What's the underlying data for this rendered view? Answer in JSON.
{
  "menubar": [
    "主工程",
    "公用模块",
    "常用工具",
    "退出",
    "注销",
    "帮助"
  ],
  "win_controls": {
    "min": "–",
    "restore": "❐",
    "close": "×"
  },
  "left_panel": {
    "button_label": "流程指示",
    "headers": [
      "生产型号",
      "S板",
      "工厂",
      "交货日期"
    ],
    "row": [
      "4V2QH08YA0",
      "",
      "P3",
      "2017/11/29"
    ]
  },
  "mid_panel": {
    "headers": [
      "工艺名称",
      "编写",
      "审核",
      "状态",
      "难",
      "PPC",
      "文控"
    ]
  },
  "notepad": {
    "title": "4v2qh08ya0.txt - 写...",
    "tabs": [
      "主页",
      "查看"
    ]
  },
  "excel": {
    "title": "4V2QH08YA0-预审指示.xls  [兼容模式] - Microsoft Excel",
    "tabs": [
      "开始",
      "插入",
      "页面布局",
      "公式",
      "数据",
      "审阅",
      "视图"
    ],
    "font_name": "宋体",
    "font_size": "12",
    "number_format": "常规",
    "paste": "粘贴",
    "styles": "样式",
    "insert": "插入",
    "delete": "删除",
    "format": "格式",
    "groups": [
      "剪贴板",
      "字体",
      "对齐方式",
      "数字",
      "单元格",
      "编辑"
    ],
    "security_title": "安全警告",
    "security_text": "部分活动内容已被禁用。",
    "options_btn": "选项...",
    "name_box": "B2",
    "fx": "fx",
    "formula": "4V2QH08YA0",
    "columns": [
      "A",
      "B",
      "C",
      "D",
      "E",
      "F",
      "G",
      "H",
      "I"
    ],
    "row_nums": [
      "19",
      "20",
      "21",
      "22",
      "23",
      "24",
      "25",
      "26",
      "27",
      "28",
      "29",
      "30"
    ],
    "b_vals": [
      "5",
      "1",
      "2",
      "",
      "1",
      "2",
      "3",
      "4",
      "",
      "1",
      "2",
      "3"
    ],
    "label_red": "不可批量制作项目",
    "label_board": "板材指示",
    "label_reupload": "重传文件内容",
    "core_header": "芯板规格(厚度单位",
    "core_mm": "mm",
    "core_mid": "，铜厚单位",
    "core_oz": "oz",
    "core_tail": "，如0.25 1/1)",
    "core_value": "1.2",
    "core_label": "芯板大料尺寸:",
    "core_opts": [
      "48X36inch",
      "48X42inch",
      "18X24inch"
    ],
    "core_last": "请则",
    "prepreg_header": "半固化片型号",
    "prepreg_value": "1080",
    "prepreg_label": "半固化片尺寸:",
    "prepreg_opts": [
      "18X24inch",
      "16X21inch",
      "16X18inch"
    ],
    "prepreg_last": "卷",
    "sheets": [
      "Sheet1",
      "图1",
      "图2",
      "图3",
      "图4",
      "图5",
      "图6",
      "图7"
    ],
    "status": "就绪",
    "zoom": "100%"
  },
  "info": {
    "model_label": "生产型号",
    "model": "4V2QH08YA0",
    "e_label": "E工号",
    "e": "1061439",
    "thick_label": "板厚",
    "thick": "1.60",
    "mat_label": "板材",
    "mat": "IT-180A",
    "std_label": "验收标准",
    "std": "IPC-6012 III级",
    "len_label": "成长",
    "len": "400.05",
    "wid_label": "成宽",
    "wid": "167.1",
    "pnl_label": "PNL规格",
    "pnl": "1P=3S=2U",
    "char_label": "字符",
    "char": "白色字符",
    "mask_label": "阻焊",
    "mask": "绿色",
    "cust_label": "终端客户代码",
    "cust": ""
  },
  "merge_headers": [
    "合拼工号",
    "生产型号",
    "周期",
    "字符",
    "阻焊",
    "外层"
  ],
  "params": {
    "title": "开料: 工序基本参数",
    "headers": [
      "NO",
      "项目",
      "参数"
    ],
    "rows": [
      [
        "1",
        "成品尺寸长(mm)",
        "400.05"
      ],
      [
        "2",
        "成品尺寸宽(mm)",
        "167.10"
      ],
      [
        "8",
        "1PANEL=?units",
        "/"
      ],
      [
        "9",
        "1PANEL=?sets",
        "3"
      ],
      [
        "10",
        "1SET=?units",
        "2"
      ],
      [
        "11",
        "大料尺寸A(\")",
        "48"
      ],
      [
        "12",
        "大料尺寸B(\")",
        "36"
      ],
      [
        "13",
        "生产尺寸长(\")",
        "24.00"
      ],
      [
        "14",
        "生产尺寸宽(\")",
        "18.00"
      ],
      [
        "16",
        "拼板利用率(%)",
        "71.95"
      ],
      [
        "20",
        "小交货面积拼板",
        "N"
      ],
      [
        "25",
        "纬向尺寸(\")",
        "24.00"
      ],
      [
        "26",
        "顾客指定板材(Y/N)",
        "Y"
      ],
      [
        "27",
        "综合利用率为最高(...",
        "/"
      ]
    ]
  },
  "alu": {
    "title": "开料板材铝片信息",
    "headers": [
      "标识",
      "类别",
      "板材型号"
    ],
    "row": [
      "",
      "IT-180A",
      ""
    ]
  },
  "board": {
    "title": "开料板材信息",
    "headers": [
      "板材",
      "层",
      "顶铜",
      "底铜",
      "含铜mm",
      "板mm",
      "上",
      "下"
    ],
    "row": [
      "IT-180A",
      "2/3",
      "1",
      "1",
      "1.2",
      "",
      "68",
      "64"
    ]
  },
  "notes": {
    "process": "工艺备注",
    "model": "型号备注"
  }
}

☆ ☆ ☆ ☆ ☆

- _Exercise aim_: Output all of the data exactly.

- _Written answer_:
What's the underlying data for this rendered view? Answer in JSON.
{
  "menubar": [
    "主工程",
    "公用模块",
    "常用工具",
    "退出",
    "注销",
    "帮助"
  ],
  "win_controls": {
    "min": "–",
    "restore": "❐",
    "close": "×"
  },
  "left_panel": {
    "button_label": "流程指示",
    "headers": [
      "生产型号",
      "S板",
      "工厂",
      "交货日期"
    ],
    "row": [
      "4V2QH08YA0",
      "",
      "P3",
      "2017/11/29"
    ]
  },
  "mid_panel": {
    "headers": [
      "工艺名称",
      "编写",
      "审核",
      "状态",
      "难",
      "PPC",
      "文控"
    ]
  },
  "notepad": {
    "title": "4v2qh08ya0.txt - 写...",
    "tabs": [
      "主页",
      "查看"
    ]
  },
  "excel": {
    "title": "4V2QH08YA0-预审指示.xls  [兼容模式] - Microsoft Excel",
    "tabs": [
      "开始",
      "插入",
      "页面布局",
      "公式",
      "数据",
      "审阅",
      "视图"
    ],
    "font_name": "宋体",
    "font_size": "12",
    "number_format": "常规",
    "paste": "粘贴",
    "styles": "样式",
    "insert": "插入",
    "delete": "删除",
    "format": "格式",
    "groups": [
      "剪贴板",
      "字体",
      "对齐方式",
      "数字",
      "单元格",
      "编辑"
    ],
    "security_title": "安全警告",
    "security_text": "部分活动内容已被禁用。",
    "options_btn": "选项...",
    "name_box": "B2",
    "fx": "fx",
    "formula": "4V2QH08YA0",
    "columns": [
      "A",
      "B",
      "C",
      "D",
      "E",
      "F",
      "G",
      "H",
      "I"
    ],
    "row_nums": [
      "19",
      "20",
      "21",
      "22",
      "23",
      "24",
      "25",
      "26",
      "27",
      "28",
      "29",
      "30"
    ],
    "b_vals": [
      "5",
      "1",
      "2",
      "",
      "1",
      "2",
      "3",
      "4",
      "",
      "1",
      "2",
      "3"
    ],
    "label_red": "不可批量制作项目",
    "label_board": "板材指示",
    "label_reupload": "重传文件内容",
    "core_header": "芯板规格(厚度单位",
    "core_mm": "mm",
    "core_mid": "，铜厚单位",
    "core_oz": "oz",
    "core_tail": "，如0.25 1/1)",
    "core_value": "1.2",
    "core_label": "芯板大料尺寸:",
    "core_opts": [
      "48X36inch",
      "48X42inch",
      "18X24inch"
    ],
    "core_last": "请则",
    "prepreg_header": "半固化片型号",
    "prepreg_value": "1080",
    "prepreg_label": "半固化片尺寸:",
    "prepreg_opts": [
      "18X24inch",
      "16X21inch",
      "16X18inch"
    ],
    "prepreg_last": "卷",
    "sheets": [
      "Sheet1",
      "图1",
      "图2",
      "图3",
      "图4",
      "图5",
      "图6",
      "图7"
    ],
    "status": "就绪",
    "zoom": "100%"
  },
  "info": {
    "model_label": "生产型号",
    "model": "4V2QH08YA0",
    "e_label": "E工号",
    "e": "1061439",
    "thick_label": "板厚",
    "thick": "1.60",
    "mat_label": "板材",
    "mat": "IT-180A",
    "std_label": "验收标准",
    "std": "IPC-6012 III级",
    "len_label": "成长",
    "len": "400.05",
    "wid_label": "成宽",
    "wid": "167.1",
    "pnl_label": "PNL规格",
    "pnl": "1P=3S=2U",
    "char_label": "字符",
    "char": "白色字符",
    "mask_label": "阻焊",
    "mask": "绿色",
    "cust_label": "终端客户代码",
    "cust": ""
  },
  "merge_headers": [
    "合拼工号",
    "生产型号",
    "周期",
    "字符",
    "阻焊",
    "外层"
  ],
  "params": {
    "title": "开料: 工序基本参数",
    "headers": [
      "NO",
      "项目",
      "参数"
    ],
    "rows": [
      [
        "1",
        "成品尺寸长(mm)",
        "400.05"
      ],
      [
        "2",
        "成品尺寸宽(mm)",
        "167.10"
      ],
      [
        "8",
        "1PANEL=?units",
        "/"
      ],
      [
        "9",
        "1PANEL=?sets",
        "3"
      ],
      [
        "10",
        "1SET=?units",
        "2"
      ],
      [
        "11",
        "大料尺寸A(\")",
        "48"
      ],
      [
        "12",
        "大料尺寸B(\")",
        "36"
      ],
      [
        "13",
        "生产尺寸长(\")",
        "24.00"
      ],
      [
        "14",
        "生产尺寸宽(\")",
        "18.00"
      ],
      [
        "16",
        "拼板利用率(%)",
        "71.95"
      ],
      [
        "20",
        "小交货面积拼板",
        "N"
      ],
      [
        "25",
        "纬向尺寸(\")",
        "24.00"
      ],
      [
        "26",
        "顾客指定板材(Y/N)",
        "Y"
      ],
      [
        "27",
        "综合利用率为最高(...",
        "/"
      ]
    ]
  },
  "alu": {
    "title": "开料板材铝片信息",
    "headers": [
      "标识",
      "类别",
      "板材型号"
    ],
    "row": [
      "",
      "IT-180A",
      ""
    ]
  },
  "board": {
    "title": "开料板材信息",
    "headers": [
      "板材",
      "层",
      "顶铜",
      "底铜",
      "含铜mm",
      "板mm",
      "上",
      "下"
    ],
    "row": [
      "IT-180A",
      "2/3",
      "1",
      "1",
      "1.2",
      "",
      "68",
      "64"
    ]
  },
  "notes": {
    "process": "工艺备注",
    "model": "型号备注"
  }
}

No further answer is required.